The Schlafly Beer Employee Blog

April 4, 2011

Top Fermentation - April 2011


The Monthly Editorial Blog By Schlafly Beer President Tom Schlafly

Despite having met Prince Charles in 1977, as was reported in this space last month, I was not invited to the wedding of his son William and Kate Middleton on April 29th. I therefore don’t have to worry about what to get them as a wedding present. I would, however, like to take this opportunity to offer some unsolicited advice to those alert readers (ARs) who may be on the guest list.

First, check to see if Kate’s name is on the bridal registry at Home Depot. One of the main duties of princes and princesses these days is maintaining old castles, many of which are in serious states of disrepair. As the owner of a house that was built in 1912; and as the owner of a brewery housed in a building that was built in 1902, I can only imagine the upkeep involved in castles that are much older and much larger.
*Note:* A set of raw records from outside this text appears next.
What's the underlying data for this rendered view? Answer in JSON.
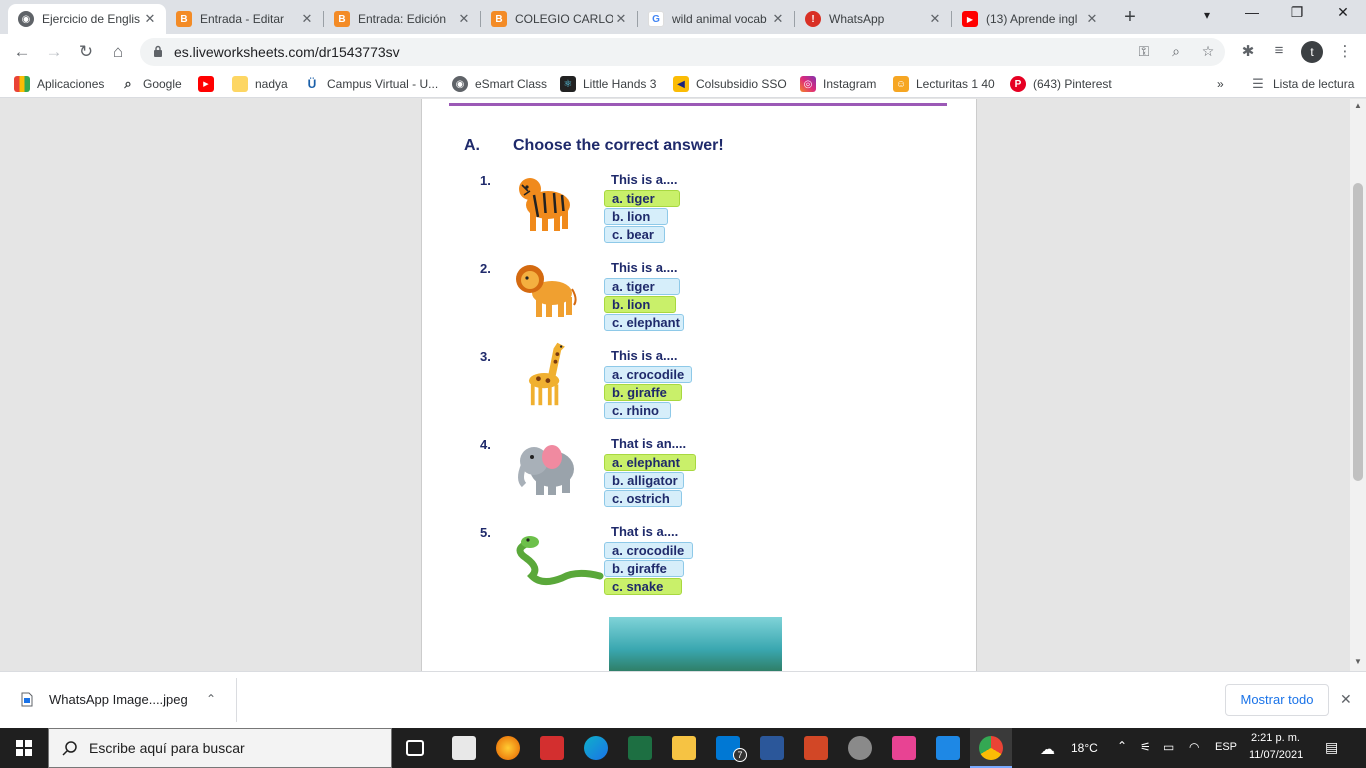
{
  "tabs": [
    {
      "title": "Ejercicio de Englis",
      "active": true,
      "icon": "liveworksheets-icon"
    },
    {
      "title": "Entrada - Editar",
      "icon": "blogger-icon"
    },
    {
      "title": "Entrada: Edición",
      "icon": "blogger-icon"
    },
    {
      "title": "COLEGIO CARLOS",
      "icon": "blogger-icon"
    },
    {
      "title": "wild animal vocab",
      "icon": "google-icon"
    },
    {
      "title": "WhatsApp",
      "icon": "whatsapp-alert-icon"
    },
    {
      "title": "(13) Aprende ingl",
      "icon": "youtube-icon"
    }
  ],
  "tab_close": "✕",
  "new_tab": "+",
  "window": {
    "minimize": "—",
    "maximize": "❐",
    "close": "✕"
  },
  "toolbar": {
    "back": "←",
    "forward": "→",
    "reload": "↻",
    "home": "⌂",
    "url": "es.liveworksheets.com/dr1543773sv",
    "avatar_letter": "t"
  },
  "bookmarks": [
    {
      "label": "Aplicaciones",
      "icon": "apps-grid-icon"
    },
    {
      "label": "Google",
      "icon": "search-icon"
    },
    {
      "label": "",
      "icon": "youtube-icon"
    },
    {
      "label": "nadya",
      "icon": "folder-icon"
    },
    {
      "label": "Campus Virtual - U...",
      "icon": "campus-icon"
    },
    {
      "label": "eSmart Class",
      "icon": "esmart-icon"
    },
    {
      "label": "Little Hands 3",
      "icon": "react-icon"
    },
    {
      "label": "Colsubsidio SSO",
      "icon": "colsubsidio-icon"
    },
    {
      "label": "Instagram",
      "icon": "instagram-icon"
    },
    {
      "label": "Lecturitas 1 40",
      "icon": "lecturitas-icon"
    },
    {
      "label": "(643) Pinterest",
      "icon": "pinterest-icon"
    }
  ],
  "bookmarks_more": "»",
  "reading_list": "Lista de lectura",
  "worksheet": {
    "section": "A.",
    "instruction": "Choose the correct answer!",
    "questions": [
      {
        "number": "1.",
        "prompt": "This is a....",
        "animal": "tiger",
        "options": [
          "a. tiger",
          "b. lion",
          "c. bear"
        ],
        "selected": 0
      },
      {
        "number": "2.",
        "prompt": "This is a....",
        "animal": "lion",
        "options": [
          "a. tiger",
          "b. lion",
          "c. elephant"
        ],
        "selected": 1
      },
      {
        "number": "3.",
        "prompt": "This is a....",
        "animal": "giraffe",
        "options": [
          "a. crocodile",
          "b. giraffe",
          "c. rhino"
        ],
        "selected": 1
      },
      {
        "number": "4.",
        "prompt": "That is an....",
        "animal": "elephant",
        "options": [
          "a. elephant",
          "b. alligator",
          "c. ostrich"
        ],
        "selected": 0
      },
      {
        "number": "5.",
        "prompt": "That is a....",
        "animal": "snake",
        "options": [
          "a. crocodile",
          "b. giraffe",
          "c. snake"
        ],
        "selected": 2
      }
    ]
  },
  "download": {
    "filename": "WhatsApp Image....jpeg",
    "show_all": "Mostrar todo",
    "chevron": "⌃",
    "close": "✕"
  },
  "taskbar": {
    "search_placeholder": "Escribe aquí para buscar",
    "weather": "18°C",
    "language": "ESP",
    "time": "2:21 p. m.",
    "date": "11/07/2021",
    "mail_badge": "7"
  },
  "colors": {
    "selected": "#c9f06a",
    "unselected": "#d6eefa",
    "heading": "#1f2a6b",
    "rule": "#9b59b6"
  }
}
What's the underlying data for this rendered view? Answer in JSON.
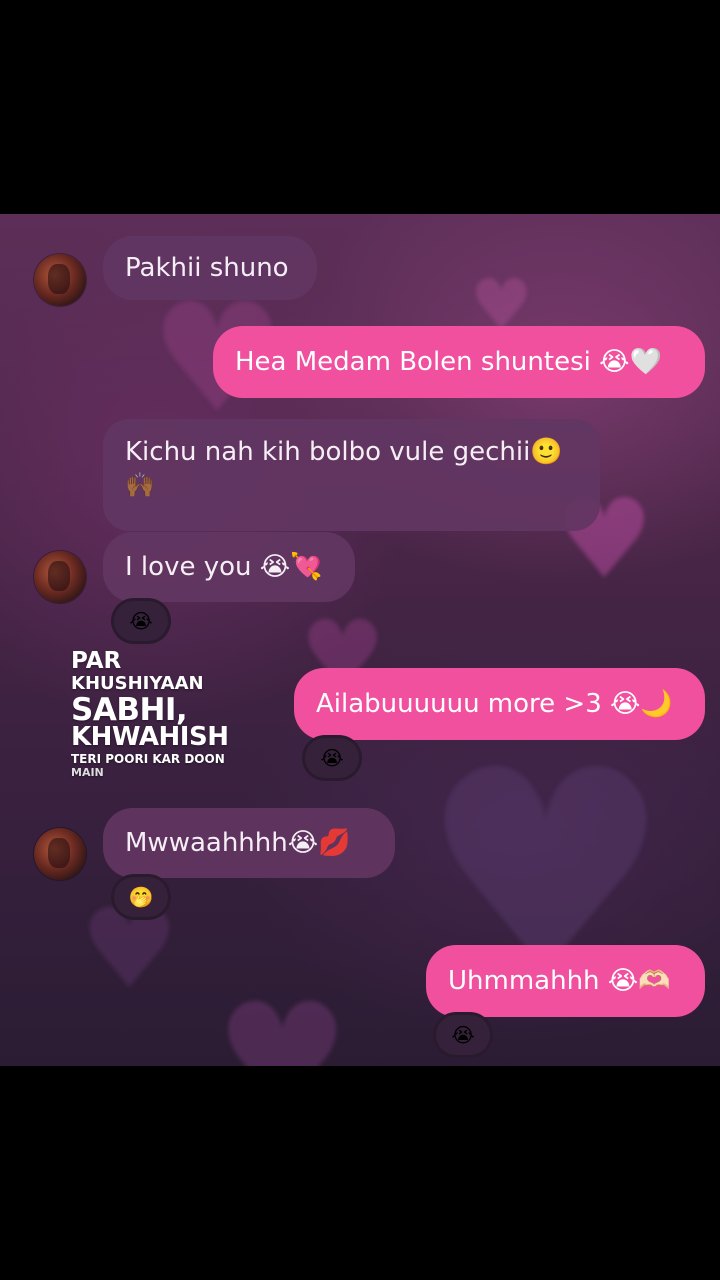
{
  "messages": [
    {
      "id": "m1",
      "side": "incoming",
      "text": "Pakhii shuno"
    },
    {
      "id": "m2",
      "side": "outgoing",
      "text": "Hea Medam Bolen shuntesi 😭🤍"
    },
    {
      "id": "m3",
      "side": "incoming",
      "text": "Kichu nah kih bolbo vule gechii🙂",
      "text2": "🙌🏾"
    },
    {
      "id": "m4",
      "side": "incoming",
      "text": "I love you 😭💘",
      "reaction": "😭"
    },
    {
      "id": "m5",
      "side": "outgoing",
      "text": "Ailabuuuuuu more >3 😭🌙",
      "reaction": "😭"
    },
    {
      "id": "m6",
      "side": "incoming",
      "text": "Mwwaahhhh😭💋",
      "reaction": "🤭"
    },
    {
      "id": "m7",
      "side": "outgoing",
      "text": "Uhmmahhh 😭🫶🏻",
      "reaction": "😭"
    }
  ],
  "overlay_caption": {
    "line1": "PAR",
    "line2": "KHUSHIYAAN",
    "line3": "SABHI,",
    "line4": "KHWAHISH",
    "line5": "TERI POORI KAR DOON",
    "line6": "MAIN"
  },
  "colors": {
    "incoming_bubble": "#62366a",
    "outgoing_bubble": "#f0509e",
    "background": "#000000"
  }
}
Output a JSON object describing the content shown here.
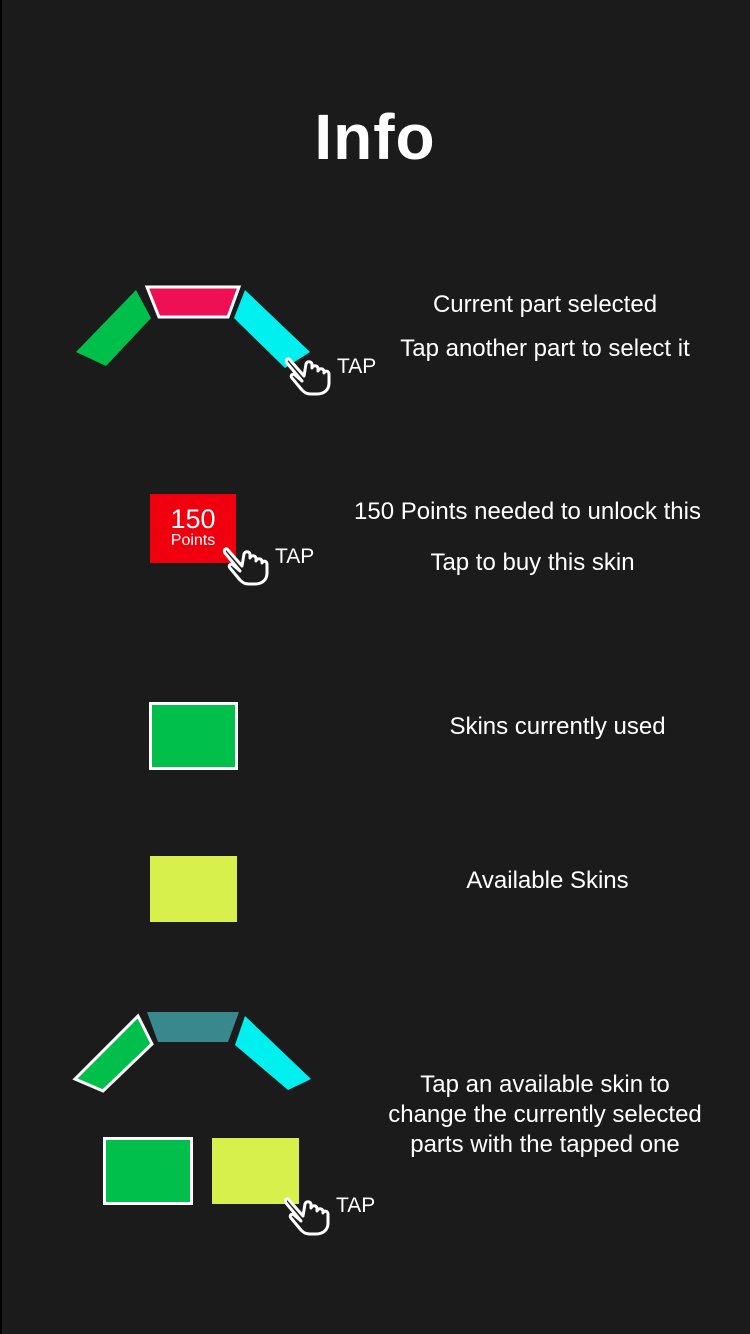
{
  "title": "Info",
  "colors": {
    "background": "#1b1b1b",
    "selected_part": "#ee0f55",
    "part_green": "#00c04b",
    "part_cyan": "#00f0f0",
    "part_teal": "#37898d",
    "price_tag": "#f0000f",
    "available_skin": "#d7f04c"
  },
  "sections": {
    "parts": {
      "captions": [
        "Current part selected",
        "Tap another part to select it"
      ],
      "tap": "TAP"
    },
    "price": {
      "value": "150",
      "unit": "Points",
      "captions": [
        "150 Points needed to unlock this",
        "Tap to buy this skin"
      ],
      "tap": "TAP"
    },
    "used": {
      "caption": "Skins currently used"
    },
    "available": {
      "caption": "Available Skins"
    },
    "change": {
      "caption_lines": [
        "Tap an available skin to",
        "change the currently selected",
        "parts with the tapped one"
      ],
      "tap": "TAP"
    }
  },
  "icons": {
    "hand": "hand-pointer-icon"
  }
}
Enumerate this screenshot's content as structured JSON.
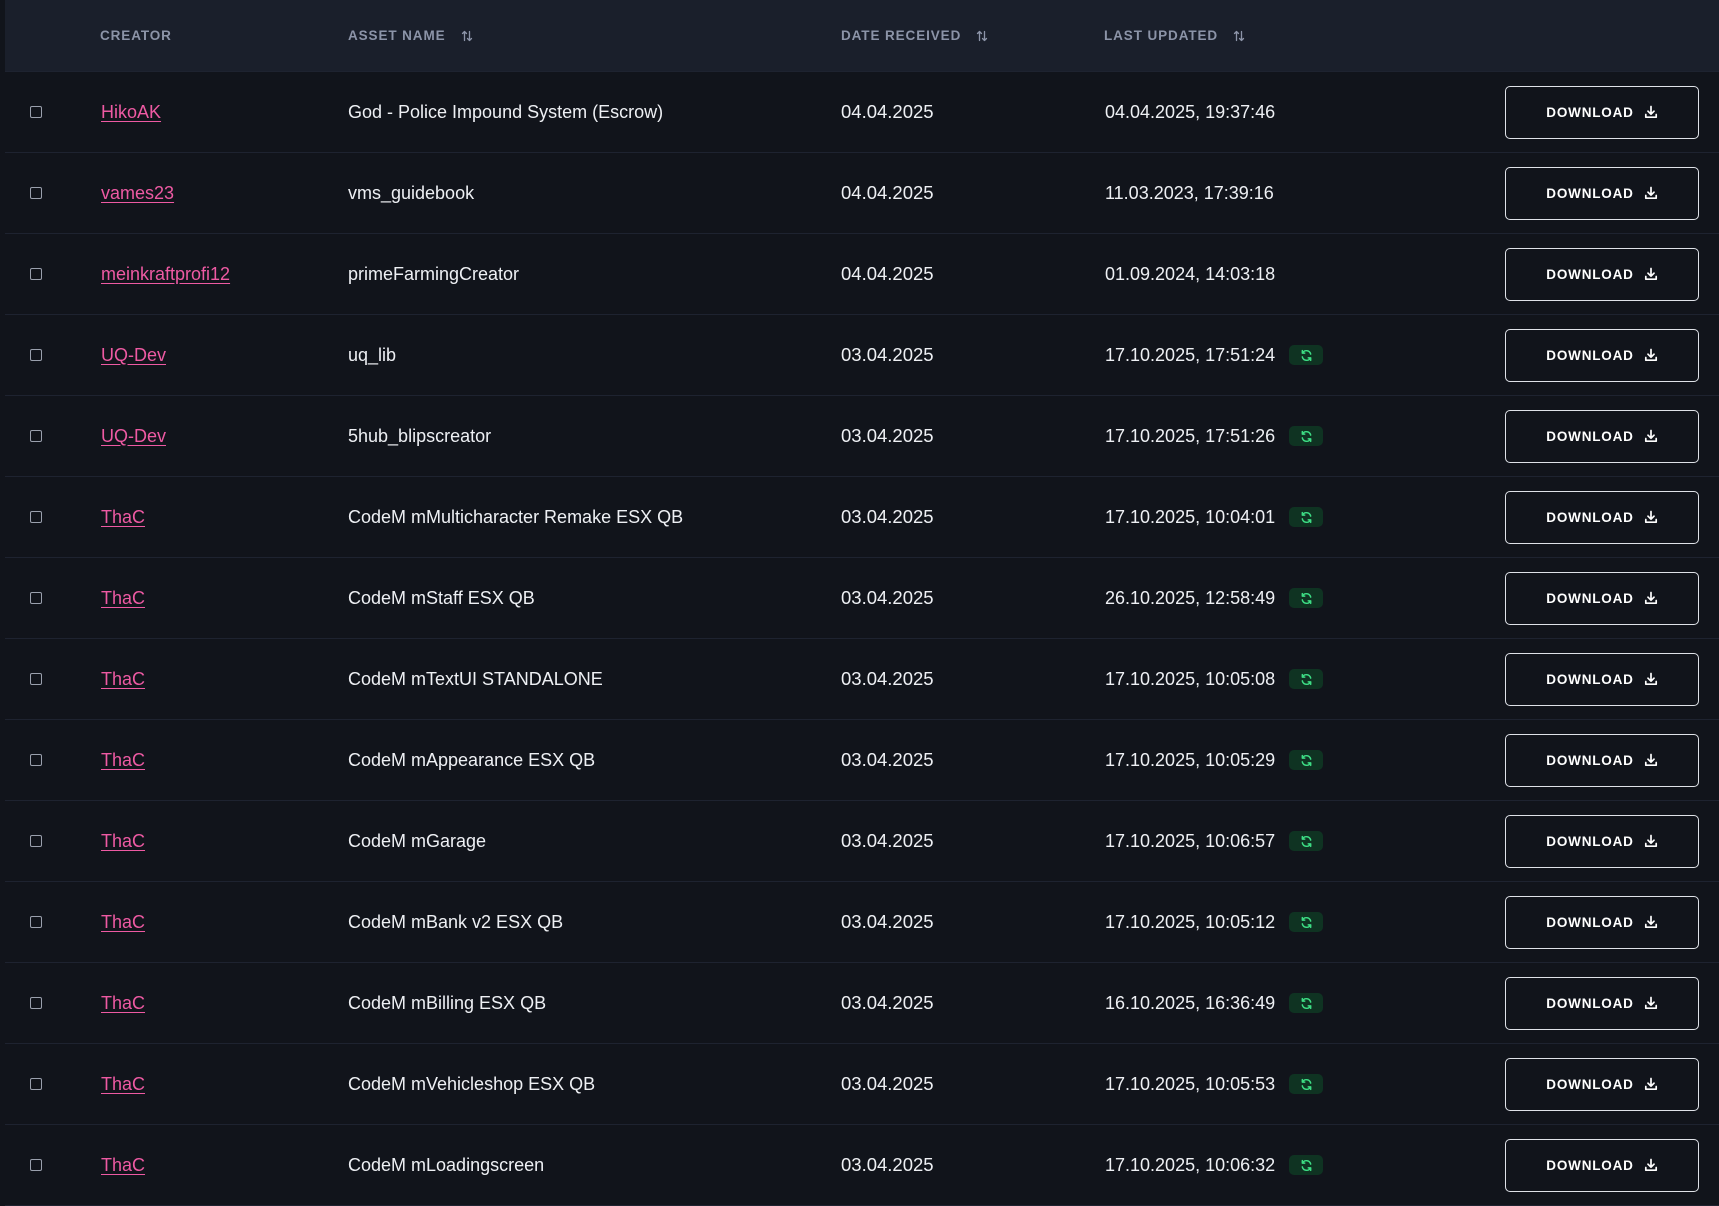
{
  "header": {
    "creator": "CREATOR",
    "asset_name": "ASSET NAME",
    "date_received": "DATE RECEIVED",
    "last_updated": "LAST UPDATED"
  },
  "colors": {
    "creator_link": "#ee5aa3",
    "header_bg": "#1a1f2b",
    "row_bg": "#11141b",
    "update_badge_bg": "#0f3322",
    "update_icon": "#3ddc84"
  },
  "download_label": "DOWNLOAD",
  "rows": [
    {
      "creator": "HikoAK",
      "asset": "God - Police Impound System (Escrow)",
      "date": "04.04.2025",
      "updated": "04.04.2025, 19:37:46",
      "has_update": false
    },
    {
      "creator": "vames23",
      "asset": "vms_guidebook",
      "date": "04.04.2025",
      "updated": "11.03.2023, 17:39:16",
      "has_update": false
    },
    {
      "creator": "meinkraftprofi12",
      "asset": "primeFarmingCreator",
      "date": "04.04.2025",
      "updated": "01.09.2024, 14:03:18",
      "has_update": false
    },
    {
      "creator": "UQ-Dev",
      "asset": "uq_lib",
      "date": "03.04.2025",
      "updated": "17.10.2025, 17:51:24",
      "has_update": true
    },
    {
      "creator": "UQ-Dev",
      "asset": "5hub_blipscreator",
      "date": "03.04.2025",
      "updated": "17.10.2025, 17:51:26",
      "has_update": true
    },
    {
      "creator": "ThaC",
      "asset": "CodeM mMulticharacter Remake ESX QB",
      "date": "03.04.2025",
      "updated": "17.10.2025, 10:04:01",
      "has_update": true
    },
    {
      "creator": "ThaC",
      "asset": "CodeM mStaff ESX QB",
      "date": "03.04.2025",
      "updated": "26.10.2025, 12:58:49",
      "has_update": true
    },
    {
      "creator": "ThaC",
      "asset": "CodeM mTextUI STANDALONE",
      "date": "03.04.2025",
      "updated": "17.10.2025, 10:05:08",
      "has_update": true
    },
    {
      "creator": "ThaC",
      "asset": "CodeM mAppearance ESX QB",
      "date": "03.04.2025",
      "updated": "17.10.2025, 10:05:29",
      "has_update": true
    },
    {
      "creator": "ThaC",
      "asset": "CodeM mGarage",
      "date": "03.04.2025",
      "updated": "17.10.2025, 10:06:57",
      "has_update": true
    },
    {
      "creator": "ThaC",
      "asset": "CodeM mBank v2 ESX QB",
      "date": "03.04.2025",
      "updated": "17.10.2025, 10:05:12",
      "has_update": true
    },
    {
      "creator": "ThaC",
      "asset": "CodeM mBilling ESX QB",
      "date": "03.04.2025",
      "updated": "16.10.2025, 16:36:49",
      "has_update": true
    },
    {
      "creator": "ThaC",
      "asset": "CodeM mVehicleshop ESX QB",
      "date": "03.04.2025",
      "updated": "17.10.2025, 10:05:53",
      "has_update": true
    },
    {
      "creator": "ThaC",
      "asset": "CodeM mLoadingscreen",
      "date": "03.04.2025",
      "updated": "17.10.2025, 10:06:32",
      "has_update": true
    }
  ]
}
When Kate comes back from her honeymoon she’s going to have a lot more use for a caulking gun than another chafing dish.

Second, do not give William and Kate anything that’s monogrammed. Considering the track record of royal weddings in Britain, there’s a good chance that in a few years they’re not going to want items on which their initials are permanently embroidered or engraved. Just think about Henry VIII, three of whose wives were also named Kate. He divorced Catherine of Aragon, beheaded Kathryn Howard and was outlived by Katherine Parr, his sixth and final wife. Can you imagine how hard it must have been to make sure that towels with the most current monogram were hanging in the bathrooms at Hampton Court?

istock000007778019smallThree of his wives were named KateMore recently, the track record in William’s own family should be enough to give Kate reason for pause. His father’s marriage to Diana disintegrated prominently in the media, as did his Uncle Andrew’s marriage to Sarah Ferguson, the Duchess of York, aka “Fergie,” aka the “Duchess of Pork” after she ballooned to the weight of an NFL player. His Aunt Anne’s marriage to Mark Phillips was under considerable strain for years before it ended in divorce in 1992. His Great Aunt Margaret’s marriage to Antony Armstrong-Jones also collapsed, following rumors of her multiple affairs with lovers as varied as Mick Jagger, Peter Sellers and David Niven.

Rather than engraving silver with a monogram that could be obsolete in a few years, I think the better way to celebrate the wedding of William and Kate is that chosen by Castle Rock Brewery in Nottingham, which has brewed a beer called Kiss Me Kate. Beer drinkers all over the United Kingdom are certain to enjoy this ale, whether the royal marriage endures or not. Unlike china that could sit in a closet for years without ever being used, Kiss Me Kate Ale will bring immediate joy to the entire kingdom.

The name is taken from a musical by Cole Porter, which was first performed in 1948, shortly after Prince Charles and I were born. It includes a memorable song called “Brush Up Your Shakespeare,” which provides a surefire formula for wooing women by quoting the Bard of Avon:

Just declaim a few lines from”Othella”
And they think you’re a heckuva fella.
If your blonde won’t respond
when you flatter ‘er
Tell her what Tony told Cleopaterer
If she says your behavior is heinous
Kick her right in the “Coriolanus.”

ARs who have already brushed up their Shakespeare will know that Cole Porter’s title was inspired by a line uttered by Petruchio in The Taming of the Shrew: “Why there’s a wench. Come on, and kiss me, Kate.” They will also know that this is currently one of the more controversial Shakespearean plays because it’s considered denigrating to women. (ARs  who would like to judge for themselves can see the play performed live in Forest Park from May 25 to June 19.) Without in any way wanting to offend any AR feminists (ARFs) , I think it’s worth pointing out that Shakespeare’s audience included people who had lived under the reign of Henry VIII. While taming a shrew named Kate might be politically incorrect by contemporary standards, it’s a lot more enlightened than decapitating her, as Henry would have done.